I found out from Publisher’s Weekly that they are re-publishing the first three books of Lucy Montgomery’s hallowed Anne of Green Gables series in one volume.  Which is wonderful.  But this.  THIS is the cover:

There are no words for this.

There are no words for this.





And I really think the use of the f-bomb is totally appropriate considering the magnitude of this outrage.

Why is she blonde?  Why is she making sexy eyes at the reader?  WHO IS THIS?!  Because this is NOT Anne-with-an-E.  This is NOT my bosom friend.  Hell, this isn’t even in the correct time period!  A plaid shirt?!  Hair just falling all over like spaghetti?!  And LEANING AGAINST A HAY BALE?!  Alright, that might have happened in that era, but SERIOUSLY?!  I mean,  I know they’re trying to sex-ify everything for tweens and little girls so that they will know how to be proper consenting sex kitteny women when they grow up (ie turn 15), but this is ridiculous.  How much do you want to bet that the people who sat around to discuss the cover had never read the book?  Or knew anything other than “Pre-teen Anne gets into trouble with her BFF Diana. And she likes a BOY! Tee hee!”

Anne Shirley isn’t a Bratz doll.  She’s a reader, a dreamer, a writer, a teacher, an intelligent woman ahead of her time.   How could do they do this?  They’ve turned Strawberry Shortcake and Rainbow Brite into skinny little fembots, MUST they go after our literary heroines, too?!  What’s next?

Little Women Cover


Being sexy is okay.  I’m not against sex or sexiness.  But I am an adult.  Little girls should not feel pressured by their favorite characters to look alluring or cool.  I don’t want my kids learning how to make pouty lips from Anne Shirley.  The fact that they would try and pervert Anne, who is SUPPOSED to be the overlooked girl that no one wanted, but who shone brightest because she had inner strength and beauty, and was valued because of her intelligence, is just disgusting to me.   If I have daughters, I am going to fight so hard to make sure they know that sex is not the only or most powerful thing they have to offer this world and when marketing jerks make these choices, it just makes my job, and our job as a society, harder.  I pray that my voice among the thousands of photos of these super kyute nymphs can make a difference because otherwise we are hosed.  Sorry to sound so fatalistic about it, but it just kills me inside.

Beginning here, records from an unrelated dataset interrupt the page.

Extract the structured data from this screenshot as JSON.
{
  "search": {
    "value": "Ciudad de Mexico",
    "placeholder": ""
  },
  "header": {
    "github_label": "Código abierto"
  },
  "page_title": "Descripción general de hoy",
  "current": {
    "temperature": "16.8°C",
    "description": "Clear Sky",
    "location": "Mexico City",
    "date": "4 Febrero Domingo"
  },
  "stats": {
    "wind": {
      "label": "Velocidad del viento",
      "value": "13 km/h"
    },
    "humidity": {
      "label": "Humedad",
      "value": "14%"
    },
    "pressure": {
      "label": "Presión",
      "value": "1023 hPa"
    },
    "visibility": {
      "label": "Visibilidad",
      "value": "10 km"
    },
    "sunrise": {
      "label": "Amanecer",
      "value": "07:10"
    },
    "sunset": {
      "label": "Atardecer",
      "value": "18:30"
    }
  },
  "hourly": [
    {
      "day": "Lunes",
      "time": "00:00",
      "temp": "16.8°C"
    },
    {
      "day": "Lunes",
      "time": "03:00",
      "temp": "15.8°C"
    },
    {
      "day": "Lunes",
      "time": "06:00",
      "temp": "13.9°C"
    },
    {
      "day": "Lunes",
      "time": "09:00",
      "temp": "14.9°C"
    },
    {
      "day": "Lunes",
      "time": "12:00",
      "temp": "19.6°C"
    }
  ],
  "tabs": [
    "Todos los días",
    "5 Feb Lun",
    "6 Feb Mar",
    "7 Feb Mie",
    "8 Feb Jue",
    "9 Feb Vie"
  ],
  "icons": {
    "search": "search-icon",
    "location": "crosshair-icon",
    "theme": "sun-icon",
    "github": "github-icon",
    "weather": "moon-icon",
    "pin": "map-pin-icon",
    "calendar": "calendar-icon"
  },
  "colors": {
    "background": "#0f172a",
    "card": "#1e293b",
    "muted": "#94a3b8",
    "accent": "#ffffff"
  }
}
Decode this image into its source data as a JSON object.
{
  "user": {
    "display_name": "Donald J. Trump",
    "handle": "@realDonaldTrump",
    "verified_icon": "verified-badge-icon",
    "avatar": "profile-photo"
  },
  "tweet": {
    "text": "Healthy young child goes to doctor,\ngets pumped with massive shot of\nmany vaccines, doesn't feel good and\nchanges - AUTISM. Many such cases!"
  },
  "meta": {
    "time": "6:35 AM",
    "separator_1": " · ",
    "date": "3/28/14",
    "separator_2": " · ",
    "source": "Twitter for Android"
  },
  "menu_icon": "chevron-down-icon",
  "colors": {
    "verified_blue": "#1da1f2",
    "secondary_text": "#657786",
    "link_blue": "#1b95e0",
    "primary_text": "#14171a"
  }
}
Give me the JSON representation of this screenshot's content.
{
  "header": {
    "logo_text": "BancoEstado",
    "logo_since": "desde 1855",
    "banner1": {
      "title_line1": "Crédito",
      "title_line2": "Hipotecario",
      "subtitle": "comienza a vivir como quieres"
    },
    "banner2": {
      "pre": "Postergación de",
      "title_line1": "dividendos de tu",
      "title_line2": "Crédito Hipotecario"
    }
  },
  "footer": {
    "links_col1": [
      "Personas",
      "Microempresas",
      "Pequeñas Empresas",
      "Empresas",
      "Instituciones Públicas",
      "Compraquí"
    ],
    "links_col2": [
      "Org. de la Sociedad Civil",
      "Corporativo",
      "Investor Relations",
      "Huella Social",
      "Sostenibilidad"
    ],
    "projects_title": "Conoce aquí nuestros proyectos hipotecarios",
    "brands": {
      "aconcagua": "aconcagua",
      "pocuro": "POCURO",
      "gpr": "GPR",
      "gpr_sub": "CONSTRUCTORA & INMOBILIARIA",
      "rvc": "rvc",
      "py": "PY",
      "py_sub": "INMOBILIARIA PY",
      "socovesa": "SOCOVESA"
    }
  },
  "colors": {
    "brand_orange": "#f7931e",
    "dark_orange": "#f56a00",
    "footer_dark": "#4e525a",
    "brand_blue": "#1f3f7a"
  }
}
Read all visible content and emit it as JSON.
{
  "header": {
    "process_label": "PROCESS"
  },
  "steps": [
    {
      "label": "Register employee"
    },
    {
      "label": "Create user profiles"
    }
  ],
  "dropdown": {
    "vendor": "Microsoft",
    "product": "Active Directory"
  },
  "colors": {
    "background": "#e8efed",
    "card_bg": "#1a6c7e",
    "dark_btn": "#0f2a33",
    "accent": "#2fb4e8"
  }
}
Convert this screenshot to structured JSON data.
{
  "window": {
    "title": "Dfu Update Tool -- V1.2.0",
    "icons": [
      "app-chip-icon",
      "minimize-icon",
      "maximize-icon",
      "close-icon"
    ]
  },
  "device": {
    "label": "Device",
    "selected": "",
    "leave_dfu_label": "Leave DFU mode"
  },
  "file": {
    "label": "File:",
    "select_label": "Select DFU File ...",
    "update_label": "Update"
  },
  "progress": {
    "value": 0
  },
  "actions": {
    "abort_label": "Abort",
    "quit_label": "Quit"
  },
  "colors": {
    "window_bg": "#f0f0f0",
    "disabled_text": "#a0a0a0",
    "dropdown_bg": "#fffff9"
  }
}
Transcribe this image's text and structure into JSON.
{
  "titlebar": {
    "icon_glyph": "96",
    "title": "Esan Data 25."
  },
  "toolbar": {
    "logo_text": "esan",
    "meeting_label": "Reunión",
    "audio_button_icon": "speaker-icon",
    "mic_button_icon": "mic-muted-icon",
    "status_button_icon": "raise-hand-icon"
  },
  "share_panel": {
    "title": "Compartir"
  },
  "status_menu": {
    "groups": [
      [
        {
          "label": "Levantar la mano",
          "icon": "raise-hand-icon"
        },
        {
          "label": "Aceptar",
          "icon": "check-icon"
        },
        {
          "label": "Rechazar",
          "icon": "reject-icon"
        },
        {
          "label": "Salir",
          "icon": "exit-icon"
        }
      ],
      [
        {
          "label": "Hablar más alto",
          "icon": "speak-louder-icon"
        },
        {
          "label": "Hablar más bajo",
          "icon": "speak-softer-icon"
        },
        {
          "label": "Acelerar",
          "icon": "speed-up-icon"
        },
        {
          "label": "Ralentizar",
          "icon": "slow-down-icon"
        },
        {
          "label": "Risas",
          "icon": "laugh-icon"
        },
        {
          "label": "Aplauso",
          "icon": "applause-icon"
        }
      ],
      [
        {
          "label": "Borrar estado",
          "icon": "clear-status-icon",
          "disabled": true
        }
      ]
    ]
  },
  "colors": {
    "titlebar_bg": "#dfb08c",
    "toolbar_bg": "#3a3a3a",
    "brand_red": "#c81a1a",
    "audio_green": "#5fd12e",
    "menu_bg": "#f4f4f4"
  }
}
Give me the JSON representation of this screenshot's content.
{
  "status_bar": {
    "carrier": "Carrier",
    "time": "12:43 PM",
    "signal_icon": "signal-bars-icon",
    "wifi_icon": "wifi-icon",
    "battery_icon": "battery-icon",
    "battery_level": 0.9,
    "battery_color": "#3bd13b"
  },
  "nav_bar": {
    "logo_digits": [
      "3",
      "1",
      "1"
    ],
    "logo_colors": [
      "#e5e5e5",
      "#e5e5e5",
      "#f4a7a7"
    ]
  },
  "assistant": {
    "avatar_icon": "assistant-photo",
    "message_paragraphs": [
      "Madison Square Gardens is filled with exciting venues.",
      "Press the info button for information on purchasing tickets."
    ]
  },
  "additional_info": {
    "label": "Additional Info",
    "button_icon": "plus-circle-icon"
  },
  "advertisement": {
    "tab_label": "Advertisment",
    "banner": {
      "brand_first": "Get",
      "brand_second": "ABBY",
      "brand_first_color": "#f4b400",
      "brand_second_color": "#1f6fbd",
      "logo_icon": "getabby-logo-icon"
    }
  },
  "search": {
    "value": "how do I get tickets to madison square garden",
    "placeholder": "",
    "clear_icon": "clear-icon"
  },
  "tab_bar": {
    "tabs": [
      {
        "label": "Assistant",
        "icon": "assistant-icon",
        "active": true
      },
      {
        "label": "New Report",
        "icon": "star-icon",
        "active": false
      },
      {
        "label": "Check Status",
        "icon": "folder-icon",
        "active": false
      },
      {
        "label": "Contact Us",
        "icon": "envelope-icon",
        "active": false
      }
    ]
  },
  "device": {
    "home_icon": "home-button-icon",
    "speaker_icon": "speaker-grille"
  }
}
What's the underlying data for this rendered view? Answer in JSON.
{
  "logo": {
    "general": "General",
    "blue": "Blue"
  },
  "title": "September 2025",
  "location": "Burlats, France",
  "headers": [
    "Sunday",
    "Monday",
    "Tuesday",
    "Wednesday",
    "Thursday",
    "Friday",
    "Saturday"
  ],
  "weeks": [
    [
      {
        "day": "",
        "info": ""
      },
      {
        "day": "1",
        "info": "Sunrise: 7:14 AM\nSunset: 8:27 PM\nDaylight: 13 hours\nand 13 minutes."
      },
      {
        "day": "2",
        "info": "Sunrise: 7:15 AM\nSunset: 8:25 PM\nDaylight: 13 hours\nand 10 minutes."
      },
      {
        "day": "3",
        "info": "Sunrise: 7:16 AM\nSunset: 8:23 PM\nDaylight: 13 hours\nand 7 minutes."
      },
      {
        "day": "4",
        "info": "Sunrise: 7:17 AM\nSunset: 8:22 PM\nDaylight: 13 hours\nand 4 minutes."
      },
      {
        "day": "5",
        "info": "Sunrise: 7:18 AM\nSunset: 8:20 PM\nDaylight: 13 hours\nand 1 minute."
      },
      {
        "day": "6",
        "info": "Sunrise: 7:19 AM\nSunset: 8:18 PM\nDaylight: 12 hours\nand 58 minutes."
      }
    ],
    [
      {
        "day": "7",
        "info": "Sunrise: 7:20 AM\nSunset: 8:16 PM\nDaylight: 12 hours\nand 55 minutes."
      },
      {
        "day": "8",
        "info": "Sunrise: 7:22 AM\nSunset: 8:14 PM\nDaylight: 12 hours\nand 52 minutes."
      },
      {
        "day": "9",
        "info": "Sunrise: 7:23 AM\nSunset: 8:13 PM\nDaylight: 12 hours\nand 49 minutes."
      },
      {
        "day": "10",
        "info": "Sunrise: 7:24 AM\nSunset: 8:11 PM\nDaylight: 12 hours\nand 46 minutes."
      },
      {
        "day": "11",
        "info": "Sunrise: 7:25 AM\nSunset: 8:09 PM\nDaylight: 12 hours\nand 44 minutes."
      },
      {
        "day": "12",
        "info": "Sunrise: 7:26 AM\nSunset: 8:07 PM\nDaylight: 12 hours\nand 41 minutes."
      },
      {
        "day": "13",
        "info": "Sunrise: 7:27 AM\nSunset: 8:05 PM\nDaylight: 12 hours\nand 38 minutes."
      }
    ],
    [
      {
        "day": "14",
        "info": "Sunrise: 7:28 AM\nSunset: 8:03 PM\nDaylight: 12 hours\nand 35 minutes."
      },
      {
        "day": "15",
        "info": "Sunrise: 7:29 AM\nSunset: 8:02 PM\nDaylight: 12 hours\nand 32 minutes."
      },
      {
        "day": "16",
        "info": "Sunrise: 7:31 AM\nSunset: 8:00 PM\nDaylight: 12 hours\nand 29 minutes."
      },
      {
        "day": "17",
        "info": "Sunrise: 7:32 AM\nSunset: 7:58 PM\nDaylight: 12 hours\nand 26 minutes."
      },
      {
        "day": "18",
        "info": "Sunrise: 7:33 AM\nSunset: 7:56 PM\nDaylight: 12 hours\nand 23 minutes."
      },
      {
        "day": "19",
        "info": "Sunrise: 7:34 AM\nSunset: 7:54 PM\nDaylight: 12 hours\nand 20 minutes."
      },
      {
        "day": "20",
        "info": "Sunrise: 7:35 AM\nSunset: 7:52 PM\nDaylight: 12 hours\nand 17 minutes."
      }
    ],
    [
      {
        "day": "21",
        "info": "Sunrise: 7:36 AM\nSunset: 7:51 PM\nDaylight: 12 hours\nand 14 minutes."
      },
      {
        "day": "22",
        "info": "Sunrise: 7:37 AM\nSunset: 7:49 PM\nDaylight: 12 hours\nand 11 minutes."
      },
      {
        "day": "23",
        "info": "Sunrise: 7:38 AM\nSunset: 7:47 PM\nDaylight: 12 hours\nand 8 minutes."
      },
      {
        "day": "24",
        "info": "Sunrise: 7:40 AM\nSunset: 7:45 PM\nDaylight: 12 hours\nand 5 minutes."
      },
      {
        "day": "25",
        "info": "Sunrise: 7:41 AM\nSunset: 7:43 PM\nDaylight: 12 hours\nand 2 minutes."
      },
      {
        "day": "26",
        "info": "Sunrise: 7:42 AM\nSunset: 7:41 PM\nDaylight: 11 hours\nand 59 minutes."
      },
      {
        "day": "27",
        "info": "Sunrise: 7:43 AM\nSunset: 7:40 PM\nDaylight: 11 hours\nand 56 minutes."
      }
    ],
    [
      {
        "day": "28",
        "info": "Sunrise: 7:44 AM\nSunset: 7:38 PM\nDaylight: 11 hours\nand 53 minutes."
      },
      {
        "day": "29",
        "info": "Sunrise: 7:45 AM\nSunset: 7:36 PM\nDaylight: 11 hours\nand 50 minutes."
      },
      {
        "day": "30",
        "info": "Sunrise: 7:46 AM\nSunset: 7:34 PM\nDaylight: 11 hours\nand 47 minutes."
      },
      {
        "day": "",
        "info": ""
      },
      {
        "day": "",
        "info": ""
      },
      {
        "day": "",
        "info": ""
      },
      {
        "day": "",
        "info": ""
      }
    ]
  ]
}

Update:  The “good” news is that this is just some schmuck who reformatted it, slapped a CreateSpace cover on it, and is selling it on Amazon.  So it’s not Penguin Books or a real publisher, thank God. Also customers are giving this person hell in the comments. But still. Just the un-ironic existence of this upsets me.  I take my sheroes VERY seriously!